> [HOW TO COMPLETE THIS TASK]: Exclude the pictures, and otherwise reproduce the data in full.

[Stored entries]
>>
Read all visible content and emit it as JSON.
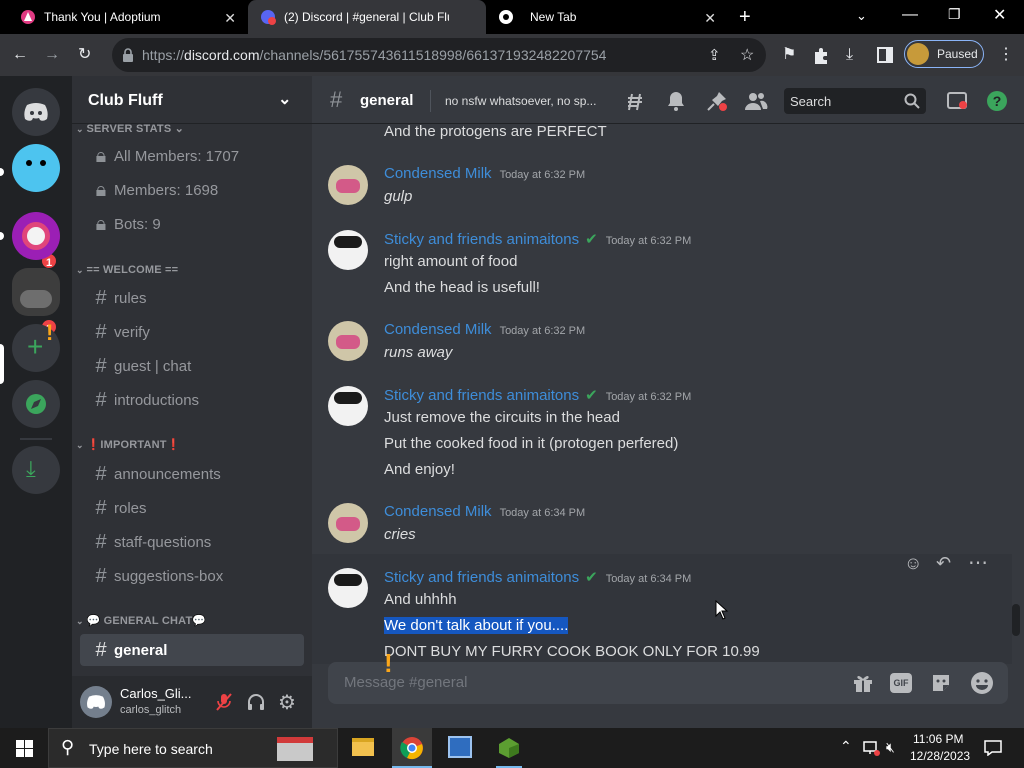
{
  "browser": {
    "tabs": [
      {
        "title": "Thank You | Adoptium",
        "active": false
      },
      {
        "title": "(2) Discord | #general | Club Fluff",
        "active": true
      },
      {
        "title": "New Tab",
        "active": false
      }
    ],
    "url_prefix": "https://",
    "url_domain": "discord.com",
    "url_path": "/channels/561755743611518998/661371932482207754",
    "profile_status": "Paused"
  },
  "server": {
    "name": "Club Fluff",
    "categories": {
      "stats": "SERVER STATS",
      "welcome": "== WELCOME ==",
      "important": "❗IMPORTANT❗",
      "general": "💬 GENERAL CHAT💬"
    },
    "stat_channels": [
      "All Members: 1707",
      "Members: 1698",
      "Bots: 9"
    ],
    "welcome_channels": [
      "rules",
      "verify",
      "guest | chat",
      "introductions"
    ],
    "important_channels": [
      "announcements",
      "roles",
      "staff-questions",
      "suggestions-box"
    ],
    "general_channels": [
      "general"
    ]
  },
  "guild_badges": [
    "1",
    "1"
  ],
  "user": {
    "display_name": "Carlos_Gli...",
    "username": "carlos_glitch"
  },
  "channel": {
    "name": "general",
    "topic": "no nsfw whatsoever, no sp...",
    "search_placeholder": "Search",
    "input_placeholder": "Message #general"
  },
  "messages": {
    "partial": "And the protogens are PERFECT",
    "m1": {
      "author": "Condensed Milk",
      "time": "Today at 6:32 PM",
      "lines": [
        "gulp"
      ]
    },
    "m2": {
      "author": "Sticky and friends animaitons",
      "time": "Today at 6:32 PM",
      "lines": [
        "right amount of food",
        "And the head is usefull!"
      ]
    },
    "m3": {
      "author": "Condensed Milk",
      "time": "Today at 6:32 PM",
      "lines": [
        "runs away"
      ]
    },
    "m4": {
      "author": "Sticky and friends animaitons",
      "time": "Today at 6:32 PM",
      "lines": [
        "Just remove the circuits in the head",
        "Put the cooked food in it (protogen perfered)",
        "And enjoy!"
      ]
    },
    "m5": {
      "author": "Condensed Milk",
      "time": "Today at 6:34 PM",
      "lines": [
        "cries"
      ]
    },
    "m6": {
      "author": "Sticky and friends animaitons",
      "time": "Today at 6:34 PM",
      "lines": [
        "And uhhhh",
        "We don't talk about if you....",
        "DONT BUY MY FURRY COOK BOOK ONLY FOR 10.99"
      ]
    }
  },
  "taskbar": {
    "search_placeholder": "Type here to search",
    "time": "11:06 PM",
    "date": "12/28/2023"
  },
  "colors": {
    "blurple": "#5865f2",
    "link_name": "#3e8dd9",
    "green": "#3ba55c",
    "red": "#ed4245",
    "selection": "#1557c0"
  },
  "icons": [
    "discord-logo-icon",
    "hash-icon",
    "lock-icon",
    "threads-icon",
    "bell-icon",
    "pin-icon",
    "members-icon",
    "search-icon",
    "inbox-icon",
    "help-icon",
    "gift-icon",
    "gif-icon",
    "sticker-icon",
    "emoji-icon",
    "mute-mic-icon",
    "headphones-icon",
    "gear-icon",
    "windows-start-icon"
  ]
}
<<
> [SOLUTION]:
Read all visible content and emit it as JSON.
{
  "browser": {
    "tabs": [
      {
        "title": "Thank You | Adoptium",
        "active": false
      },
      {
        "title": "(2) Discord | #general | Club Fluff",
        "active": true
      },
      {
        "title": "New Tab",
        "active": false
      }
    ],
    "url_prefix": "https://",
    "url_domain": "discord.com",
    "url_path": "/channels/561755743611518998/661371932482207754",
    "profile_status": "Paused"
  },
  "server": {
    "name": "Club Fluff",
    "categories": {
      "stats": "SERVER STATS",
      "welcome": "== WELCOME ==",
      "important": "❗IMPORTANT❗",
      "general": "💬 GENERAL CHAT💬"
    },
    "stat_channels": [
      "All Members: 1707",
      "Members: 1698",
      "Bots: 9"
    ],
    "welcome_channels": [
      "rules",
      "verify",
      "guest | chat",
      "introductions"
    ],
    "important_channels": [
      "announcements",
      "roles",
      "staff-questions",
      "suggestions-box"
    ],
    "general_channels": [
      "general"
    ]
  },
  "guild_badges": [
    "1",
    "1"
  ],
  "user": {
    "display_name": "Carlos_Gli...",
    "username": "carlos_glitch"
  },
  "channel": {
    "name": "general",
    "topic": "no nsfw whatsoever, no sp...",
    "search_placeholder": "Search",
    "input_placeholder": "Message #general"
  },
  "messages": {
    "partial": "And the protogens are PERFECT",
    "m1": {
      "author": "Condensed Milk",
      "time": "Today at 6:32 PM",
      "lines": [
        "gulp"
      ]
    },
    "m2": {
      "author": "Sticky and friends animaitons",
      "time": "Today at 6:32 PM",
      "lines": [
        "right amount of food",
        "And the head is usefull!"
      ]
    },
    "m3": {
      "author": "Condensed Milk",
      "time": "Today at 6:32 PM",
      "lines": [
        "runs away"
      ]
    },
    "m4": {
      "author": "Sticky and friends animaitons",
      "time": "Today at 6:32 PM",
      "lines": [
        "Just remove the circuits in the head",
        "Put the cooked food in it (protogen perfered)",
        "And enjoy!"
      ]
    },
    "m5": {
      "author": "Condensed Milk",
      "time": "Today at 6:34 PM",
      "lines": [
        "cries"
      ]
    },
    "m6": {
      "author": "Sticky and friends animaitons",
      "time": "Today at 6:34 PM",
      "lines": [
        "And uhhhh",
        "We don't talk about if you....",
        "DONT BUY MY FURRY COOK BOOK ONLY FOR 10.99"
      ]
    }
  },
  "taskbar": {
    "search_placeholder": "Type here to search",
    "time": "11:06 PM",
    "date": "12/28/2023"
  },
  "colors": {
    "blurple": "#5865f2",
    "link_name": "#3e8dd9",
    "green": "#3ba55c",
    "red": "#ed4245",
    "selection": "#1557c0"
  },
  "icons": [
    "discord-logo-icon",
    "hash-icon",
    "lock-icon",
    "threads-icon",
    "bell-icon",
    "pin-icon",
    "members-icon",
    "search-icon",
    "inbox-icon",
    "help-icon",
    "gift-icon",
    "gif-icon",
    "sticker-icon",
    "emoji-icon",
    "mute-mic-icon",
    "headphones-icon",
    "gear-icon",
    "windows-start-icon"
  ]
}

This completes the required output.